:: Work task ::
Across all the entries, tally the lines holding the word "JSON", and give the number by itself.

[Collected data entries]
┌──
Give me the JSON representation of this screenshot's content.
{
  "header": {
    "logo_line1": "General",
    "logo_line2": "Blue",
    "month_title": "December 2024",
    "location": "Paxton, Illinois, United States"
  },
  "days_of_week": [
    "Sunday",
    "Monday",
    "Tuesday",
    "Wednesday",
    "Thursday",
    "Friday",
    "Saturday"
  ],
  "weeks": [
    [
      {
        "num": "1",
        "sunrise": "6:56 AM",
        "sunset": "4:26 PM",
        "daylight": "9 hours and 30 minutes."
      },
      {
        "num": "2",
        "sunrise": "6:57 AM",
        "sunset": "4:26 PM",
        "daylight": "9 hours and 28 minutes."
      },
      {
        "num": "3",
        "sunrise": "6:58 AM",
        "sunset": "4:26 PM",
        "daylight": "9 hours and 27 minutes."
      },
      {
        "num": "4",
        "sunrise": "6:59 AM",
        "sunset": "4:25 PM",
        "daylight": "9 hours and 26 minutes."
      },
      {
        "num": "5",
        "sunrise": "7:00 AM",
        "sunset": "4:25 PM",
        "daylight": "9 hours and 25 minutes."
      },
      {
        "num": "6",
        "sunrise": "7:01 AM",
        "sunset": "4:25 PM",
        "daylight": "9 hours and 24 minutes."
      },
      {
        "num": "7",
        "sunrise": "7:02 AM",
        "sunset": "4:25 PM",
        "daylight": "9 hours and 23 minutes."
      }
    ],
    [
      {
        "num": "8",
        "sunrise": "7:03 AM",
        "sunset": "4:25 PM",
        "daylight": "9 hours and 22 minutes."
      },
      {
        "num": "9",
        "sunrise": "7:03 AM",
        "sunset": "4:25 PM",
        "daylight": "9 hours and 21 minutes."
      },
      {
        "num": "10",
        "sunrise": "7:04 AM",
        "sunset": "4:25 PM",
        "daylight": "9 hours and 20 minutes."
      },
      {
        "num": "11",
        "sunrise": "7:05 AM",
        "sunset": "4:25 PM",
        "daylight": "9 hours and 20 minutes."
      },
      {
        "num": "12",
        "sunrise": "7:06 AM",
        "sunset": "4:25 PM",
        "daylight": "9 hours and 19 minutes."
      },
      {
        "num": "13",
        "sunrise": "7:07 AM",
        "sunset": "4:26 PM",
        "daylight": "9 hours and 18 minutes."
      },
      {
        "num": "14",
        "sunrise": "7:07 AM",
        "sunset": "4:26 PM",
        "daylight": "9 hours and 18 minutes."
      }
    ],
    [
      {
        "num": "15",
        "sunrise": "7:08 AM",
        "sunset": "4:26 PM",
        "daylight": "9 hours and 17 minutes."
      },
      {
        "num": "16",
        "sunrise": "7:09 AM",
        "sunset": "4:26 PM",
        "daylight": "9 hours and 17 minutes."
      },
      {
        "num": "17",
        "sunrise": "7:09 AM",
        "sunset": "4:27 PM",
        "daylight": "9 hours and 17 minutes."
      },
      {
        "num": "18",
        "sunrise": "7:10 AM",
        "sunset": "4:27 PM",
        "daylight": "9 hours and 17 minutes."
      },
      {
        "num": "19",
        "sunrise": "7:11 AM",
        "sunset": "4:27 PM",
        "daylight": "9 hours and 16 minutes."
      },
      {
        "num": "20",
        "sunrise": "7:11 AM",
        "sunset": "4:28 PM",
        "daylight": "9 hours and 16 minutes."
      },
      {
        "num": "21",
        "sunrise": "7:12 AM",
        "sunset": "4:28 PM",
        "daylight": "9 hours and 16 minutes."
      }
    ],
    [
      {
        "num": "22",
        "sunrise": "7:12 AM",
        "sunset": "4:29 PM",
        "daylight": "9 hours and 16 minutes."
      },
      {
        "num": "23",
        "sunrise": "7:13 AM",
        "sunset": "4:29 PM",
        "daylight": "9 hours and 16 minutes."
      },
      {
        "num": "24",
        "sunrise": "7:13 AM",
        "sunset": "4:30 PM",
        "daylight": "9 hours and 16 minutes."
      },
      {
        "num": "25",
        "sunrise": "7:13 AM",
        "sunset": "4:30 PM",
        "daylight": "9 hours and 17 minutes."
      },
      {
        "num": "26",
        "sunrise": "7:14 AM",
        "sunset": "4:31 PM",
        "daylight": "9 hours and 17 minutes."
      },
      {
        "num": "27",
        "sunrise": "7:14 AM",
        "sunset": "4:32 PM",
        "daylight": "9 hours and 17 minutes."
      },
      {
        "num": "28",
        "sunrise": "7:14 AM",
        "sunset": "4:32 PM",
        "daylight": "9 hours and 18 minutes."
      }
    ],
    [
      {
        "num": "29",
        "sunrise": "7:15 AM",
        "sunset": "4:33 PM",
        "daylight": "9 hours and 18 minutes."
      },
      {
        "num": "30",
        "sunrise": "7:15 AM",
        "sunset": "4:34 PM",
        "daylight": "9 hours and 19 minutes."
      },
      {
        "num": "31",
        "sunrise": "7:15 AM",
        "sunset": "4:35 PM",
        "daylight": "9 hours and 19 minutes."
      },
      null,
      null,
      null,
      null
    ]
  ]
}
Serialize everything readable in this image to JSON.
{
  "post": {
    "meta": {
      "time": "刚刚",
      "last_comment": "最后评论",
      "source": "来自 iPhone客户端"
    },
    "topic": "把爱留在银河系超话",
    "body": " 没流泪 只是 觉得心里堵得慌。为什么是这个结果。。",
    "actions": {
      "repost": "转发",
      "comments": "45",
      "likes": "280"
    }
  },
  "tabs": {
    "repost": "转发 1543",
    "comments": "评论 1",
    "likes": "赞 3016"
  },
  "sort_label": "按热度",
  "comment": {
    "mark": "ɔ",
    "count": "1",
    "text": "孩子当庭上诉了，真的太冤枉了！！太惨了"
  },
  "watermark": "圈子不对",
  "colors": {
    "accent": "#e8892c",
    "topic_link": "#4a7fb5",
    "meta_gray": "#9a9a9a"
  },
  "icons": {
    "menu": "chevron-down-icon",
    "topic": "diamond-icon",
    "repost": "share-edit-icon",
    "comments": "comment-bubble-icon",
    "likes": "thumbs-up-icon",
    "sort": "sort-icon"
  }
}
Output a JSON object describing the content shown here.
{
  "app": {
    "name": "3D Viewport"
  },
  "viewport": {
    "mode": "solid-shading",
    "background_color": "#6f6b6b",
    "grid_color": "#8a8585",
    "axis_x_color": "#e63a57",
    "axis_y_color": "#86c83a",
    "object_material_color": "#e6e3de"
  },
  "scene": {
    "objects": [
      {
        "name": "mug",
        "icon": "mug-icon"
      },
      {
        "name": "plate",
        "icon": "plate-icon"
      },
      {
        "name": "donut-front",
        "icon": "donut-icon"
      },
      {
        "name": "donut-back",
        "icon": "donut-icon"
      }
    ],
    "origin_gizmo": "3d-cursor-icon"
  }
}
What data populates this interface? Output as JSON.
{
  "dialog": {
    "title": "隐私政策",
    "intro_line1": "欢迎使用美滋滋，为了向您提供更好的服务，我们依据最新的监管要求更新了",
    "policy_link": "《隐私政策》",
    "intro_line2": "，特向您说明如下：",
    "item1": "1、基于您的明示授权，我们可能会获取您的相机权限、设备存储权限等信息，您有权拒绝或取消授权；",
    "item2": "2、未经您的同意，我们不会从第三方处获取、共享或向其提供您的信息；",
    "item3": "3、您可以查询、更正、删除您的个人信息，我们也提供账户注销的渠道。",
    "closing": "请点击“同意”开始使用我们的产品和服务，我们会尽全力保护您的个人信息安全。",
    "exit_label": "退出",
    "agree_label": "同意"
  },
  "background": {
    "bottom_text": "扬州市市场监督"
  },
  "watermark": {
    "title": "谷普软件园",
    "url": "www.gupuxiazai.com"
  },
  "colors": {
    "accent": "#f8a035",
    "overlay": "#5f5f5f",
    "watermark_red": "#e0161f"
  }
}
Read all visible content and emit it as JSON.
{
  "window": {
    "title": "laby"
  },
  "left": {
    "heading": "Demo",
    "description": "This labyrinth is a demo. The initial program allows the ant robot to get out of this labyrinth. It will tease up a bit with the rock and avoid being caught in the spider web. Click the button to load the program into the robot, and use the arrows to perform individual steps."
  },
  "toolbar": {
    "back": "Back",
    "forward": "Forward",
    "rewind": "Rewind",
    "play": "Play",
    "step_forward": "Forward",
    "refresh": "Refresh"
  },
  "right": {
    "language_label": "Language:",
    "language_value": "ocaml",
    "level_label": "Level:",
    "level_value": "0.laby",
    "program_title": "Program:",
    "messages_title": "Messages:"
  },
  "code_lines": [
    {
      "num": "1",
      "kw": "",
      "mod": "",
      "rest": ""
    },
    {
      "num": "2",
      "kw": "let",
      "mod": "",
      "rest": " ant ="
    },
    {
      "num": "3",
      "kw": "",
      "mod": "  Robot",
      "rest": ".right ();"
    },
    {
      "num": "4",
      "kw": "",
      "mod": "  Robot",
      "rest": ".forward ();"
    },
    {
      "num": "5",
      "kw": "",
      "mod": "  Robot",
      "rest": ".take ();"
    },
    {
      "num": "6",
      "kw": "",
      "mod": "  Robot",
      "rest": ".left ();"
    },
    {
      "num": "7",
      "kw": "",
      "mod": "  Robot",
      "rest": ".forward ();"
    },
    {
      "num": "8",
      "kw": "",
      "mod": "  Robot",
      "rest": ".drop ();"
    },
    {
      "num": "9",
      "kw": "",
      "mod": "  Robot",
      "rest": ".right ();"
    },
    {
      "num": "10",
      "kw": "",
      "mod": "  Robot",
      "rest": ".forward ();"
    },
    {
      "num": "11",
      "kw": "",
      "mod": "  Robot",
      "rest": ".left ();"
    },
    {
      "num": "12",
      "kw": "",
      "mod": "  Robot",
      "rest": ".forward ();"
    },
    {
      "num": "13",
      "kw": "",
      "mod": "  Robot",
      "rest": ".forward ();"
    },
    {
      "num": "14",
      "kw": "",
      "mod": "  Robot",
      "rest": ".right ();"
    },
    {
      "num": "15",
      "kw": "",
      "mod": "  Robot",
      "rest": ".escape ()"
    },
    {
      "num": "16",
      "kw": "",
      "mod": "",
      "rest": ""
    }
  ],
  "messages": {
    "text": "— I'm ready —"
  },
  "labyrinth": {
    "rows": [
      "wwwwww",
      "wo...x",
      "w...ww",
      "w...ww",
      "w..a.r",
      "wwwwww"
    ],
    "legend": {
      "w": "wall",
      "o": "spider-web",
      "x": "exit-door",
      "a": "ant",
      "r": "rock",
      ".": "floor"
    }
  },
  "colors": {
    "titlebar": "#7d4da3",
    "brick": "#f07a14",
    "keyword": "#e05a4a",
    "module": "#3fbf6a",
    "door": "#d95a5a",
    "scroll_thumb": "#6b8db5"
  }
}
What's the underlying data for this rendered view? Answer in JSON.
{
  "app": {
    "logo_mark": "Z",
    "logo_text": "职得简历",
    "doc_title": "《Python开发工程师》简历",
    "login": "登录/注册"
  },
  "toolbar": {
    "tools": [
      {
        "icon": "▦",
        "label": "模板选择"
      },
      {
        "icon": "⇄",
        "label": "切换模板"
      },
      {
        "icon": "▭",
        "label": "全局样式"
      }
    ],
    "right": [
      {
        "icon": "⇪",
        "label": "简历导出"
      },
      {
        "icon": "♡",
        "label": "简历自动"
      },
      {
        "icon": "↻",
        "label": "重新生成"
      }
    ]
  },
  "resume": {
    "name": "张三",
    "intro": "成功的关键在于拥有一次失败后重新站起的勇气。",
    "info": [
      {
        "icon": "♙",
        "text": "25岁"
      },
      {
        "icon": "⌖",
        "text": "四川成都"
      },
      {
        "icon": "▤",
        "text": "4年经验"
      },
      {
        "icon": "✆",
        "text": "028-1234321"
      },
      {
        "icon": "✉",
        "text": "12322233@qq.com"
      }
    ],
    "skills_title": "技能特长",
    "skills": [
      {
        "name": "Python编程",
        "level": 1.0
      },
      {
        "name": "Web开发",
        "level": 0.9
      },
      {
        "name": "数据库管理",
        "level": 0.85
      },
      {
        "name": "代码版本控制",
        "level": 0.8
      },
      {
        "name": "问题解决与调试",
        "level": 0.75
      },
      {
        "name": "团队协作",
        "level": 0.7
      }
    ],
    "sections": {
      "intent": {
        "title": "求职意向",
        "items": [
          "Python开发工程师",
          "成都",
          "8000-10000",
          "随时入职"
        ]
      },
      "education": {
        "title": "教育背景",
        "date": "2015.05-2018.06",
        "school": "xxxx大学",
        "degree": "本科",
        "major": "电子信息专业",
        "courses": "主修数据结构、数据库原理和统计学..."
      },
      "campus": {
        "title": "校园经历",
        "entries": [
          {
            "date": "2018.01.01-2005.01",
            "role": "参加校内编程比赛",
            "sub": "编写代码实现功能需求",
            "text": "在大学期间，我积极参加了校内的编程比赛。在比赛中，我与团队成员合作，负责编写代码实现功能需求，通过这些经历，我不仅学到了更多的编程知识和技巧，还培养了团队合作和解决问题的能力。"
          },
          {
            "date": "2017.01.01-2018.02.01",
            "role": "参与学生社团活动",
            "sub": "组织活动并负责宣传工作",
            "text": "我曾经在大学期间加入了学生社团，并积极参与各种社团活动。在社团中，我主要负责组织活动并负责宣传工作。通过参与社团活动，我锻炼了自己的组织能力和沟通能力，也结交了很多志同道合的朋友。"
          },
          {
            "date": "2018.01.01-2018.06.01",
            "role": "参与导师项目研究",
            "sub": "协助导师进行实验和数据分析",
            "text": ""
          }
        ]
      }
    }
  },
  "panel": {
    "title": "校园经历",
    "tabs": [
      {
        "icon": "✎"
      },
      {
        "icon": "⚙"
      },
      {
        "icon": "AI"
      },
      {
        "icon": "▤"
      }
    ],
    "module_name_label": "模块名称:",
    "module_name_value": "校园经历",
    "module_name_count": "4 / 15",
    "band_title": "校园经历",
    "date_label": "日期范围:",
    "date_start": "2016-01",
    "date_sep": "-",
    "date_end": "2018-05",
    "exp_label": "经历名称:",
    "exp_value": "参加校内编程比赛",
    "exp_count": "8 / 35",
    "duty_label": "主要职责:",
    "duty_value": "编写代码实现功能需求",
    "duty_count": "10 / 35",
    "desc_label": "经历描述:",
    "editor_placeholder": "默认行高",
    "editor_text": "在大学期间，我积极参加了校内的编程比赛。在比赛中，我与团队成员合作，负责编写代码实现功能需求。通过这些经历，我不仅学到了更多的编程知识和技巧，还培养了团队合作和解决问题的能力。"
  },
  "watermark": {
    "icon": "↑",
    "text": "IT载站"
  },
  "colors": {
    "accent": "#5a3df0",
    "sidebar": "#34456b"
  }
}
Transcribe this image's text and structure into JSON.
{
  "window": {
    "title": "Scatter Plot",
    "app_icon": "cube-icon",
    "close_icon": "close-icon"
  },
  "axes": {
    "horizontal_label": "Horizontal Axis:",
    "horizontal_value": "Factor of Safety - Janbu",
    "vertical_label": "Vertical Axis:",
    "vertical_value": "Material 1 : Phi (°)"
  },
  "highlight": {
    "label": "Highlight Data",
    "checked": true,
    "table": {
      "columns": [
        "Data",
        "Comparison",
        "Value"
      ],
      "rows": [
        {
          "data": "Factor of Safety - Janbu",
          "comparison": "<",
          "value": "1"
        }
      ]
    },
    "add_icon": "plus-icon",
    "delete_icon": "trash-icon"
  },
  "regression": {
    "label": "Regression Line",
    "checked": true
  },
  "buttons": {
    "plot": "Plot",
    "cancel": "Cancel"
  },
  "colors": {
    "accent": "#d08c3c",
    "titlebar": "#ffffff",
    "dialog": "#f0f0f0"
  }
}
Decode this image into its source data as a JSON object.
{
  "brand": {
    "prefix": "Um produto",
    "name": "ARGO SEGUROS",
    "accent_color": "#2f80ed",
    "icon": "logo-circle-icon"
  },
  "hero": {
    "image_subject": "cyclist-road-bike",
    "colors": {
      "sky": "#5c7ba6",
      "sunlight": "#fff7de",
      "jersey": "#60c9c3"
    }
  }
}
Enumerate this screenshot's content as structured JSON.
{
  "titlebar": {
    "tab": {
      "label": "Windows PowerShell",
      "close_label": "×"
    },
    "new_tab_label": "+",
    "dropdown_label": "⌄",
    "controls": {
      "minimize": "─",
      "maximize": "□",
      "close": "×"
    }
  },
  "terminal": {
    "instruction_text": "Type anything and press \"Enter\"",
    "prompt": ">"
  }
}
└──
:: Result of this exercise ::
9